Know What to Look For
A teen with meningococcal disease may have some or all of the following symptoms, but maybe not at the same time 1,2:
- Severe headaches
- High fever
- Painfully stiff neck
- Nausea and vomiting
- Cold or painful hands and feet
- Light sensitivity
You and your teen should know the red flags for meningitis. If your child has symptoms — especially if he or she has been around someone with meningitis — contact a doctor immediately. When it comes to treating this potentially deadly disease, speed is essential.2,3
Don’t take chances with meningitis. Meningococcal meningitis can be difficult to diagnose because its most common symptoms — fever, headache, and muscle pain — may be similar to those of influenza (flu).1,2
- Logan SA, MacMahon E. Viral meningitis. BMJ. 2008;336(7634):36-40.
- Tunkel AR, van de Beek D, Scheld MW. Acute meningitis. In: Mandell GL, Bennett JE, Dolin R, eds.
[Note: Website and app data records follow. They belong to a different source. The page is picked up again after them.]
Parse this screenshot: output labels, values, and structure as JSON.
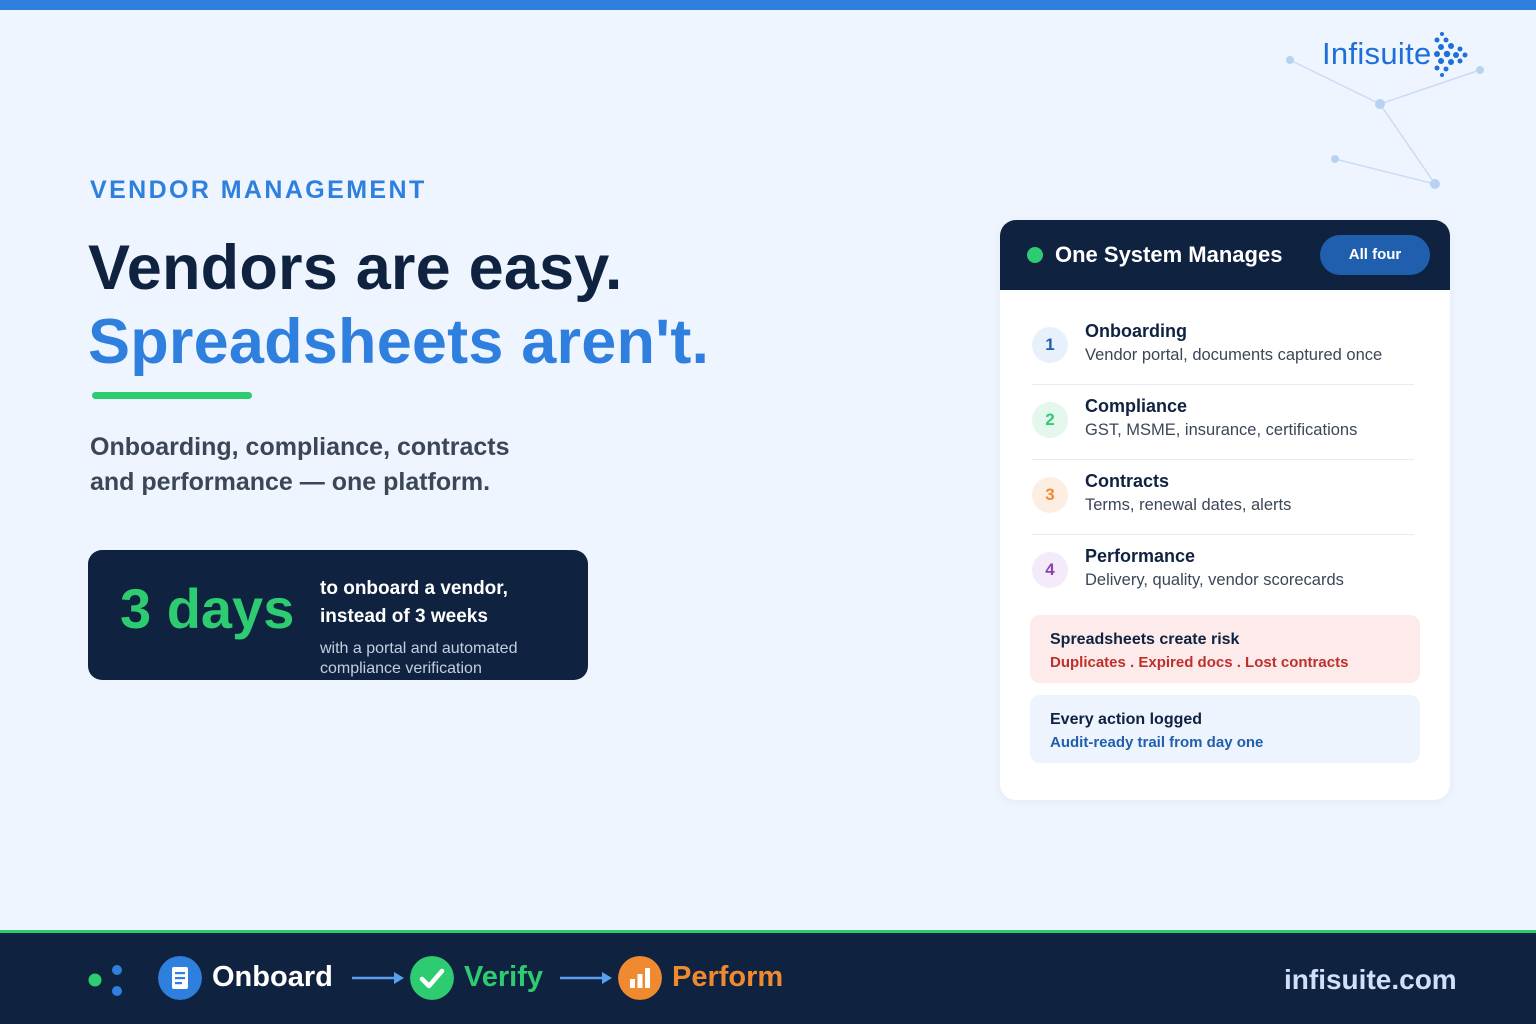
{
  "brand": {
    "logo_text": "Infisuite",
    "logo_icon": "dot-cluster-icon",
    "colors": {
      "primary": "#2f7fde",
      "navy": "#0f2240",
      "green": "#2ecc71",
      "orange": "#f08a30",
      "purple": "#8e44ad",
      "risk": "#c0302b"
    }
  },
  "hero": {
    "eyebrow": "VENDOR MANAGEMENT",
    "headline_line1": "Vendors are easy.",
    "headline_line2": "Spreadsheets aren't.",
    "subheadline_line1": "Onboarding, compliance, contracts",
    "subheadline_line2": "and performance — one platform."
  },
  "stat": {
    "value": "3 days",
    "main_line1": "to onboard a vendor,",
    "main_line2": "instead of 3 weeks",
    "note_line1": "with a portal and automated",
    "note_line2": "compliance verification"
  },
  "panel": {
    "title": "One System Manages",
    "badge": "All four",
    "items": [
      {
        "num": "1",
        "title": "Onboarding",
        "desc": "Vendor portal, documents captured once",
        "color": "#1f5fae",
        "bg": "#e8f0fb"
      },
      {
        "num": "2",
        "title": "Compliance",
        "desc": "GST, MSME, insurance, certifications",
        "color": "#2ecc71",
        "bg": "#e3f7ec"
      },
      {
        "num": "3",
        "title": "Contracts",
        "desc": "Terms, renewal dates, alerts",
        "color": "#f08a30",
        "bg": "#fdeee2"
      },
      {
        "num": "4",
        "title": "Performance",
        "desc": "Delivery, quality, vendor scorecards",
        "color": "#8e44ad",
        "bg": "#f3eafa"
      }
    ],
    "risk_note": {
      "title": "Spreadsheets create risk",
      "sub": "Duplicates . Expired docs . Lost contracts"
    },
    "log_note": {
      "title": "Every action logged",
      "sub": "Audit-ready trail from day one"
    }
  },
  "footer": {
    "steps": [
      {
        "label": "Onboard",
        "icon": "document-icon",
        "color": "#ffffff",
        "icon_bg": "#2f7fde"
      },
      {
        "label": "Verify",
        "icon": "checkmark-icon",
        "color": "#2ecc71",
        "icon_bg": "#2ecc71"
      },
      {
        "label": "Perform",
        "icon": "bar-chart-icon",
        "color": "#f08a30",
        "icon_bg": "#f08a30"
      }
    ],
    "website": "infisuite.com"
  }
}
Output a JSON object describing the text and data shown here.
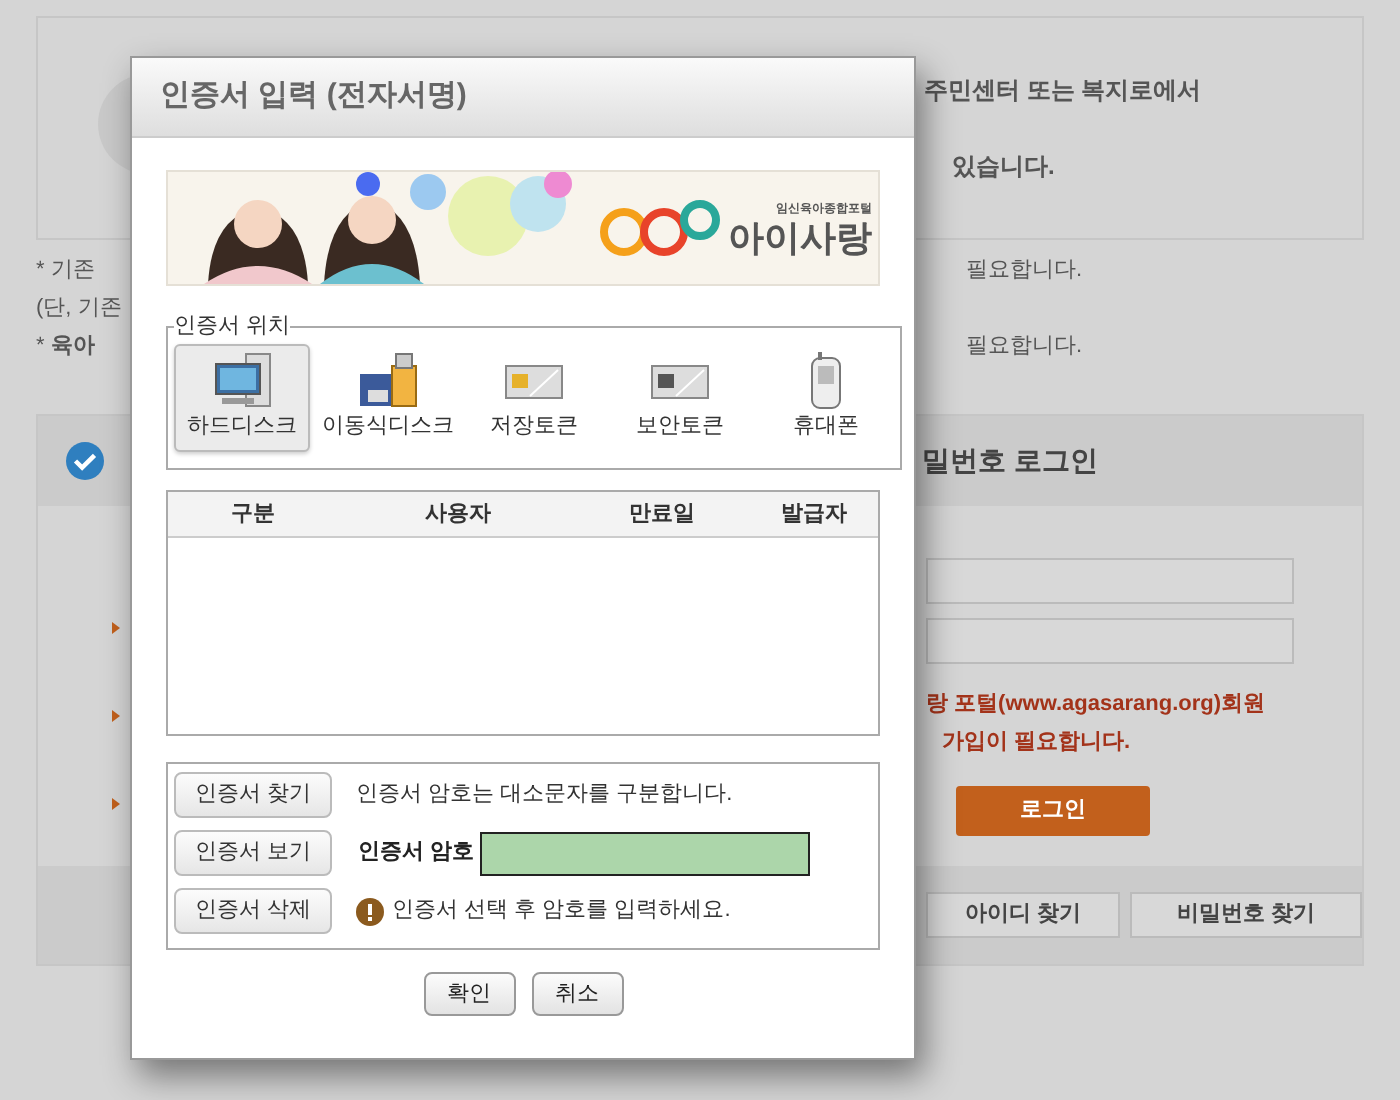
{
  "background_page": {
    "notice_lines": [
      "주민센터 또는 복지로에서",
      "있습니다."
    ],
    "notes": [
      {
        "left": "* 기존",
        "right": "필요합니다."
      },
      {
        "left": "(단, 기존"
      },
      {
        "left": "* **육아**",
        "right": "필요합니다."
      }
    ],
    "login_panel": {
      "title": "밀번호 로그인",
      "notice": [
        "랑 포털(www.agasarang.org)회원",
        "가입이 필요합니다."
      ],
      "login_button": "로그인",
      "links": [
        "아이디 찾기",
        "비밀번호 찾기"
      ]
    }
  },
  "dialog": {
    "title": "인증서 입력 (전자서명)",
    "banner": {
      "tagline": "임신육아종합포털",
      "brand": "아이사랑"
    },
    "location": {
      "legend": "인증서 위치",
      "options": [
        {
          "label": "하드디스크",
          "kind": "harddisk",
          "selected": true
        },
        {
          "label": "이동식디스크",
          "kind": "removable",
          "selected": false
        },
        {
          "label": "저장토큰",
          "kind": "storagetoken",
          "selected": false
        },
        {
          "label": "보안토큰",
          "kind": "securitytoken",
          "selected": false
        },
        {
          "label": "휴대폰",
          "kind": "phone",
          "selected": false
        }
      ]
    },
    "table": {
      "columns": [
        "구분",
        "사용자",
        "만료일",
        "발급자"
      ]
    },
    "side_buttons": [
      "인증서 찾기",
      "인증서 보기",
      "인증서 삭제"
    ],
    "case_note": "인증서 암호는 대소문자를 구분합니다.",
    "password_label": "인증서 암호",
    "warning": "인증서 선택 후 암호를 입력하세요.",
    "actions": [
      "확인",
      "취소"
    ]
  }
}
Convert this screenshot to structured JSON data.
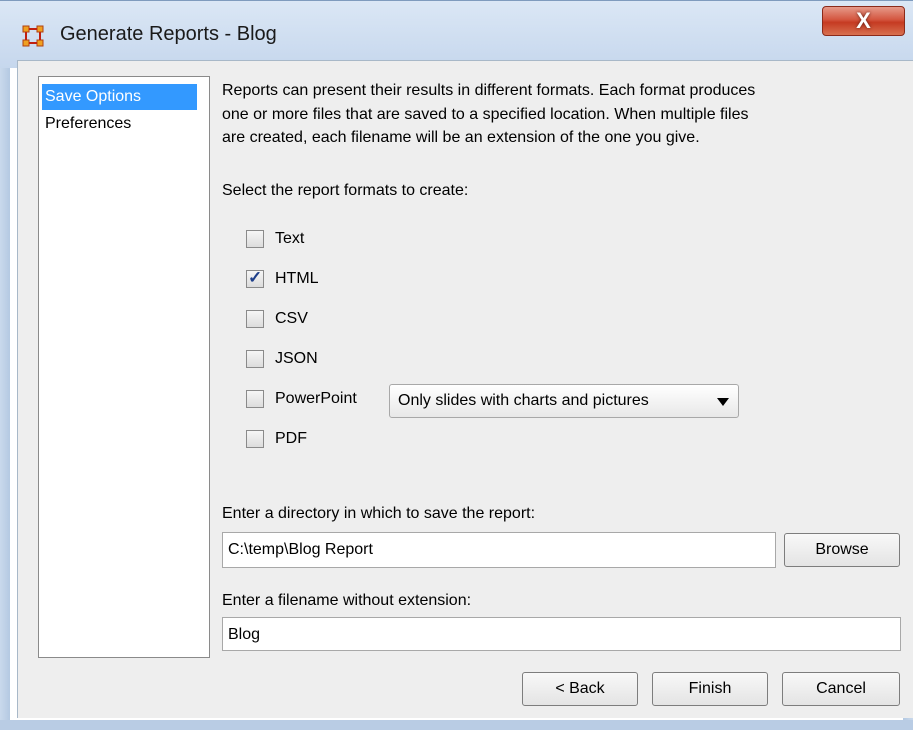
{
  "window": {
    "title": "Generate Reports - Blog",
    "close_label": "X"
  },
  "sidebar": {
    "items": [
      {
        "label": "Save Options",
        "selected": true
      },
      {
        "label": "Preferences",
        "selected": false
      }
    ]
  },
  "main": {
    "description_lines": [
      "Reports can present their results in different formats. Each format produces",
      "one or more files that are saved to a specified location. When multiple files",
      "are created, each filename will be an extension of the one you give."
    ],
    "formats_prompt": "Select the report formats to create:",
    "formats": [
      {
        "label": "Text",
        "checked": false
      },
      {
        "label": "HTML",
        "checked": true
      },
      {
        "label": "CSV",
        "checked": false
      },
      {
        "label": "JSON",
        "checked": false
      },
      {
        "label": "PowerPoint",
        "checked": false
      },
      {
        "label": "PDF",
        "checked": false
      }
    ],
    "powerpoint_option": "Only slides with charts and pictures",
    "directory_prompt": "Enter a directory in which to save the report:",
    "directory_value": "C:\\temp\\Blog Report",
    "browse_label": "Browse",
    "filename_prompt": "Enter a filename without extension:",
    "filename_value": "Blog"
  },
  "footer": {
    "back_label": "< Back",
    "finish_label": "Finish",
    "cancel_label": "Cancel"
  },
  "colors": {
    "selection": "#3399ff",
    "close_button": "#c53a22",
    "panel_bg": "#eeeeee"
  }
}
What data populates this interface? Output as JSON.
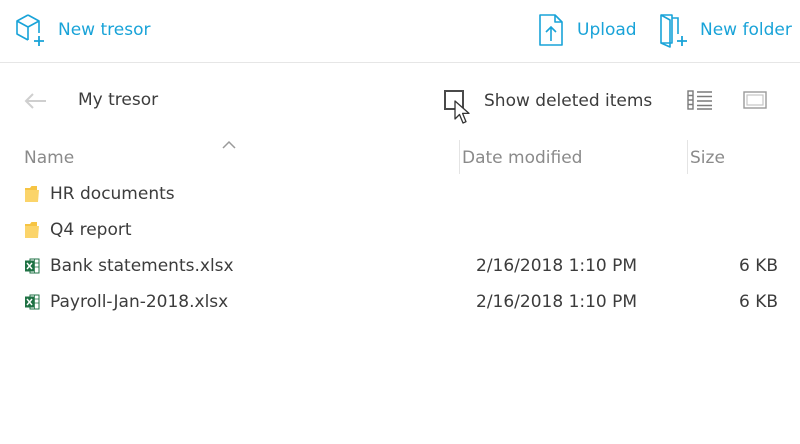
{
  "toolbar": {
    "new_tresor": {
      "label": "New tresor",
      "icon": "new-tresor-icon"
    },
    "upload": {
      "label": "Upload",
      "icon": "upload-icon"
    },
    "new_folder": {
      "label": "New folder",
      "icon": "new-folder-icon"
    }
  },
  "nav": {
    "back_icon": "back-arrow-icon",
    "breadcrumb": "My tresor",
    "show_deleted": {
      "label": "Show deleted items",
      "checked": false
    },
    "view_modes": [
      "list-view-icon",
      "tile-view-icon"
    ]
  },
  "table": {
    "columns": {
      "name": "Name",
      "date": "Date modified",
      "size": "Size"
    },
    "sort": {
      "column": "name",
      "direction": "ascending"
    },
    "rows": [
      {
        "type": "folder",
        "icon": "folder-icon",
        "name": "HR documents",
        "date": "",
        "size": ""
      },
      {
        "type": "folder",
        "icon": "folder-icon",
        "name": "Q4 report",
        "date": "",
        "size": ""
      },
      {
        "type": "file",
        "icon": "excel-file-icon",
        "name": "Bank statements.xlsx",
        "date": "2/16/2018 1:10 PM",
        "size": "6 KB"
      },
      {
        "type": "file",
        "icon": "excel-file-icon",
        "name": "Payroll-Jan-2018.xlsx",
        "date": "2/16/2018 1:10 PM",
        "size": "6 KB"
      }
    ]
  },
  "colors": {
    "accent": "#19a3d8",
    "text": "#3c3c3c",
    "muted": "#8a8a8a",
    "folder": "#f6c443",
    "excel": "#1f7244"
  }
}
Mandell, Douglas, and Bennett’s Principles and Practice of Infectious Diseases. 7th ed. Philadelphia, PA: Churchill Livingstone Elsevier; 2010:1189-1229.
- Stephens DS, Greenwood B, Brandtzaeg P. Epidemic meningitis, meningococcaemia, and Neisseria meningitidis. Lancet. 2007;369(9580):2196-2210.